→ Requirement
Return every record below exactly; leave out the images.

→ Excerpted data
══════════════════════════════

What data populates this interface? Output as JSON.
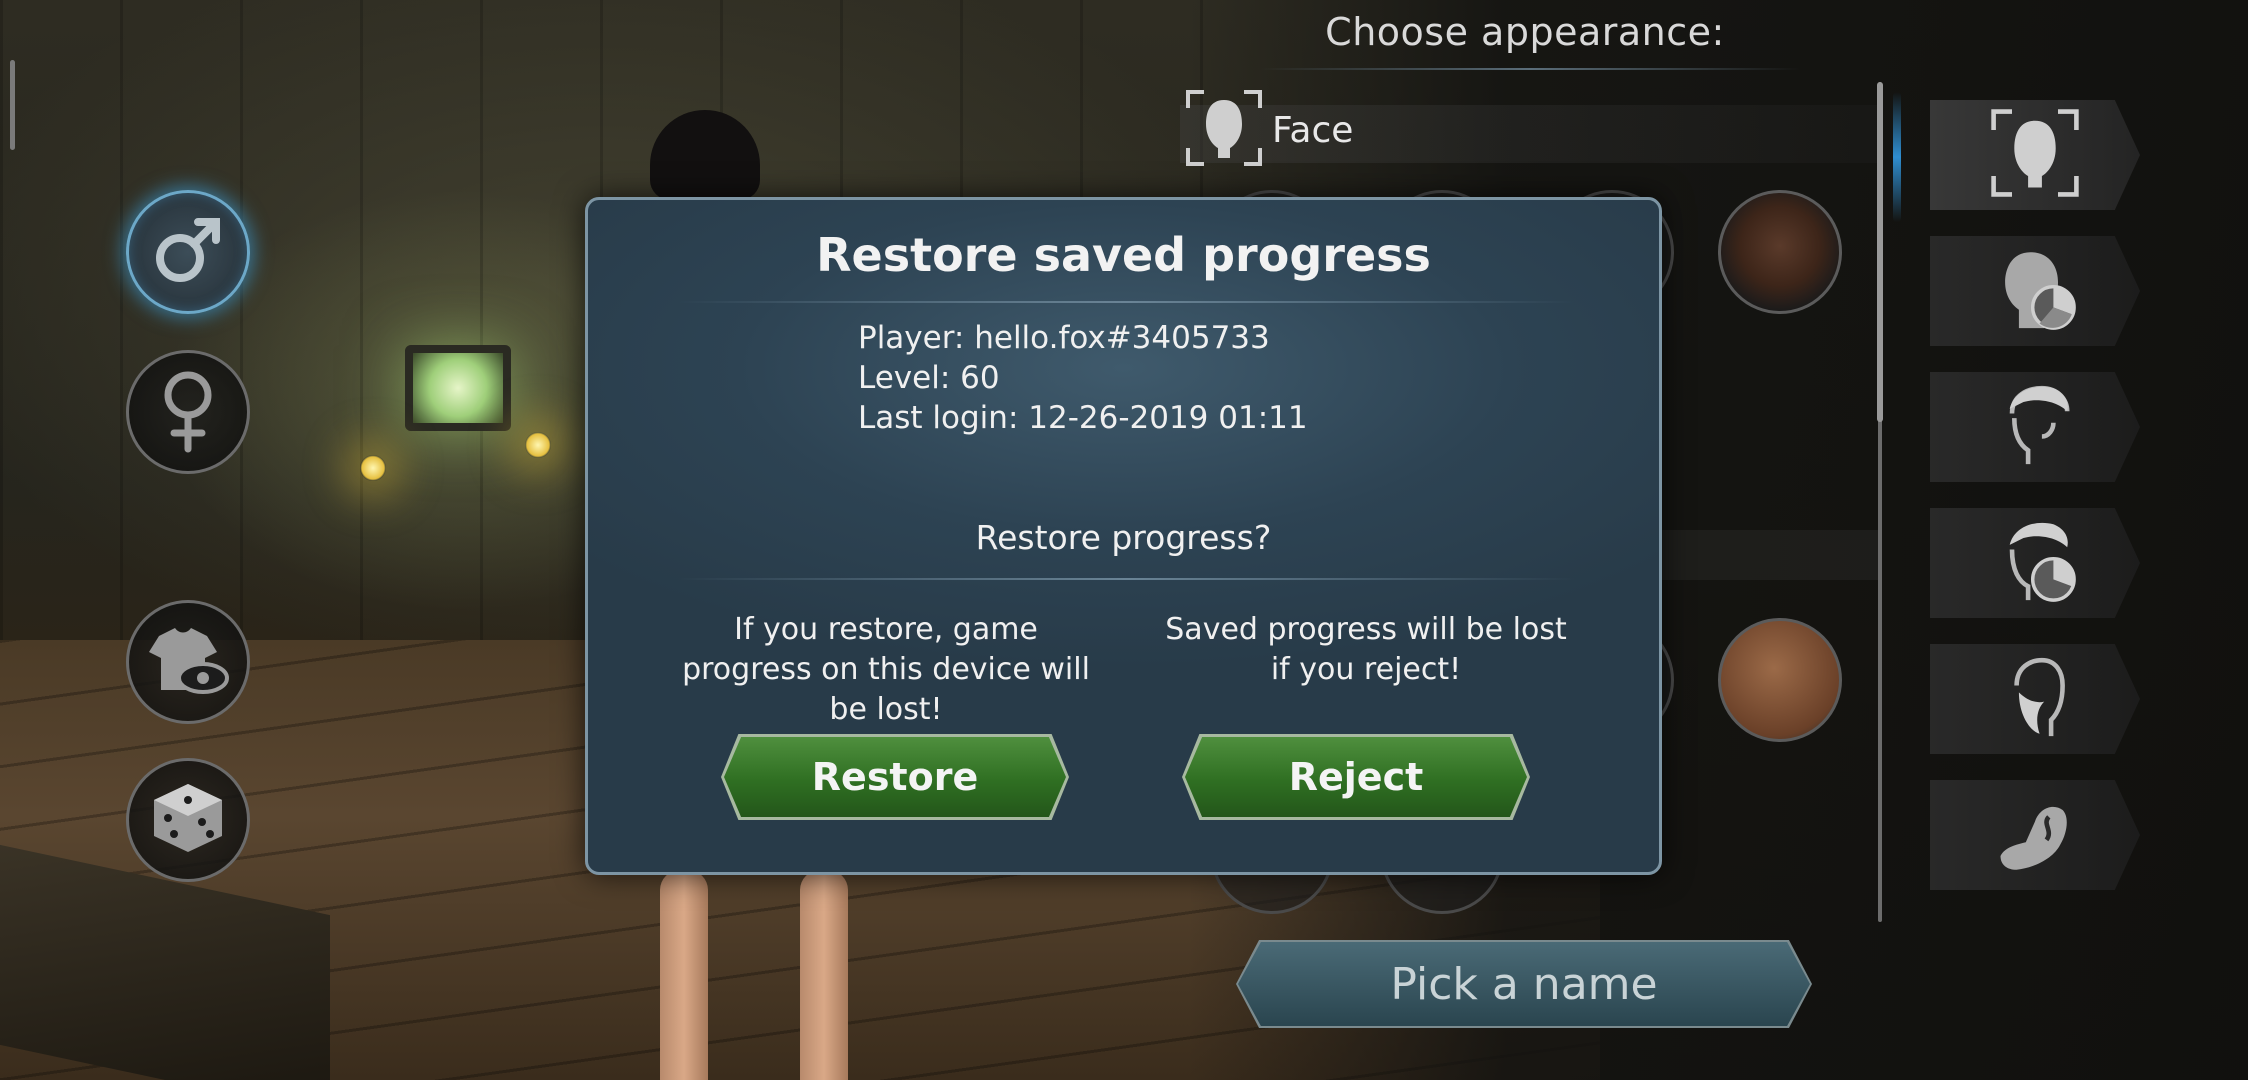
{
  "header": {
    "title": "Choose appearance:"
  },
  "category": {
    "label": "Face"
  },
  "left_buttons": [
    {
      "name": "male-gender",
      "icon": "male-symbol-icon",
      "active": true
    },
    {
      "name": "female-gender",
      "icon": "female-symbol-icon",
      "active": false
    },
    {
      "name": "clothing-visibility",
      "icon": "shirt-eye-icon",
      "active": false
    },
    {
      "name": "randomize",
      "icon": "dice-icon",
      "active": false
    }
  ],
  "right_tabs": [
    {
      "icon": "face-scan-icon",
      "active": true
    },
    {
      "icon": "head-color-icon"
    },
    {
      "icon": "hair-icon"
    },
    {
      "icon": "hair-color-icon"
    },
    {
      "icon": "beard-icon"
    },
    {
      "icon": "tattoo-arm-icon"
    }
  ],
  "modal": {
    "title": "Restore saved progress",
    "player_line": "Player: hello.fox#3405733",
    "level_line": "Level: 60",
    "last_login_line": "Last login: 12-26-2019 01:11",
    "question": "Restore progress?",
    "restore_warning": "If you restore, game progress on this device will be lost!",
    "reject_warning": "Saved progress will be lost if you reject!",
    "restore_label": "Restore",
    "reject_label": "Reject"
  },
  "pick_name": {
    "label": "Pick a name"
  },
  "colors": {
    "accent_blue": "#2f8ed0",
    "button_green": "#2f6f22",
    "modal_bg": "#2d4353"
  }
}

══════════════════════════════

→ Your response
What data populates this interface? Output as JSON.
{
  "header": {
    "title": "Choose appearance:"
  },
  "category": {
    "label": "Face"
  },
  "left_buttons": [
    {
      "name": "male-gender",
      "icon": "male-symbol-icon",
      "active": true
    },
    {
      "name": "female-gender",
      "icon": "female-symbol-icon",
      "active": false
    },
    {
      "name": "clothing-visibility",
      "icon": "shirt-eye-icon",
      "active": false
    },
    {
      "name": "randomize",
      "icon": "dice-icon",
      "active": false
    }
  ],
  "right_tabs": [
    {
      "icon": "face-scan-icon",
      "active": true
    },
    {
      "icon": "head-color-icon"
    },
    {
      "icon": "hair-icon"
    },
    {
      "icon": "hair-color-icon"
    },
    {
      "icon": "beard-icon"
    },
    {
      "icon": "tattoo-arm-icon"
    }
  ],
  "modal": {
    "title": "Restore saved progress",
    "player_line": "Player: hello.fox#3405733",
    "level_line": "Level: 60",
    "last_login_line": "Last login: 12-26-2019 01:11",
    "question": "Restore progress?",
    "restore_warning": "If you restore, game progress on this device will be lost!",
    "reject_warning": "Saved progress will be lost if you reject!",
    "restore_label": "Restore",
    "reject_label": "Reject"
  },
  "pick_name": {
    "label": "Pick a name"
  },
  "colors": {
    "accent_blue": "#2f8ed0",
    "button_green": "#2f6f22",
    "modal_bg": "#2d4353"
  }
}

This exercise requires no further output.